However, with the imposition of the martial law, the political culture underwent a fundamental change under state patronage. Political parties were floated by the military rulers that were joined by the politician having past history of collaboration with the Pakistani occupation forces and members of the other political parties with insignificant popular support base that also included many leaders of the left leaning political parties. As a result, the political culture and psyche underwent fundamental change. The culture of opportunism emerged. The age old political parties and their leaders that emerged long back through due and recognised political processes largely remained outside the culture of the politics of opportunism. The political activities continued to remain agitative in nature with large scale participation of the masses like the earlier days. During these days the economy also did not make much progress but private participation began to gain momentum because of changes in the policies of the government putting more reliance on the private sector for economic growth. Things began to change after the restoration of democracy in the early nineties. Politics led by civilian leaders of the political parties again came to the center stage of the national life by forming governments and becoming opposition parties in Parliament with popular mandates. Political activities during the nineties and the first decade of the 21st century retained its agitative character of the olden days with mass participation. However, the fervour waned with economic growth and development as people in large number became engaged in gainful economic activities as entrepreneurs and employees of various enterprises largely owned by the emerging entrepreneurs. In the last ten years, the political culture and psyche underwent further fundamental changes. It appears that the culture of agitative politics for days after days with mass participation is over. The uninterrupted continuation of economic pursuit leading to personal and national prosperity has become more important than disruptions and complete shutdown of economic and other activities having relationship with livelihoods of a great number of people. Now the common people though support and participate in the political activities of different political parties but it is perceived that the nature of it has changed to a great extent. Destructive agitation and complete shutdowns for days after days are no more liked and accepted by the people. They consider such phenomenon as against the interest of all employees and entrepreneurs of various ventures. Here it may be noted that the size of the national economy and per capita income has also increased manifolds over the last decade. The people from all strata of the society have started to enjoy the fruits of economic prosperity in some form or other. As such, the people working as daily wage earners also consider long term agitative political activities to be a threat to their livelihood. All these developments are leading the way for peaceful political activities without disrupting normal lives of all sections of the people. It is believed that these changes in the culture and psyche in the coming days will shape the future of politics in Bangladesh.          

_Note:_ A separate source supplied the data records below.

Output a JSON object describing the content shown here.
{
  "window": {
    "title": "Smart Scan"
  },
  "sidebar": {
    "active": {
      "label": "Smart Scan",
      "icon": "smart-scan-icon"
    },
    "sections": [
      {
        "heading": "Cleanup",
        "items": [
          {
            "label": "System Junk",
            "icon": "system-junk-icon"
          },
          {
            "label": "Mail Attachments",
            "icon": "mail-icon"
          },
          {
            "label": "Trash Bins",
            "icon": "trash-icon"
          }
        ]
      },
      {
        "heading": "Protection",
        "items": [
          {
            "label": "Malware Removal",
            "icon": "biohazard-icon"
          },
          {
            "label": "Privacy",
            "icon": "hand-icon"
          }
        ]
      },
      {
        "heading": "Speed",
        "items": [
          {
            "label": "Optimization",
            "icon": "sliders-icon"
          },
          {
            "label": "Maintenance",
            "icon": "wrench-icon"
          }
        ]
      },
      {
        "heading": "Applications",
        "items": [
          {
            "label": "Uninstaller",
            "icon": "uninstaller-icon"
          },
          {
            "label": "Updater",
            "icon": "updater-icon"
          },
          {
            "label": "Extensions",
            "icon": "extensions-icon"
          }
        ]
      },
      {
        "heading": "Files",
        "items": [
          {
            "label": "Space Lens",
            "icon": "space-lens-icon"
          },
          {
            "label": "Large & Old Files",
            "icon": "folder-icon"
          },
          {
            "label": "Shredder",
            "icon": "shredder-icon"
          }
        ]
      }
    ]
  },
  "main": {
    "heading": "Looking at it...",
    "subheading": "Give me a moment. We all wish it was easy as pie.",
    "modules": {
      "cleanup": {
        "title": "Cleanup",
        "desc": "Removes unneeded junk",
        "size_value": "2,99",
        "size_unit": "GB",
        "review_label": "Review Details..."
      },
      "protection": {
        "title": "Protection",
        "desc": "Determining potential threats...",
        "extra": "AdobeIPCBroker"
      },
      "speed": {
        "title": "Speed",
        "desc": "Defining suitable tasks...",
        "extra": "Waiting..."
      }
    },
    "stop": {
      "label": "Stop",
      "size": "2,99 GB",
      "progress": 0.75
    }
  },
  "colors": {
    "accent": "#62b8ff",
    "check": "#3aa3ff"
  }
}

(The different sources of information are acknowledged with gratitude)

 

The writer is a Professor, Department of Public Administration, University of Dhaka and Member, National Human Rights Commission, Bangladesh and a columnist.

 


Top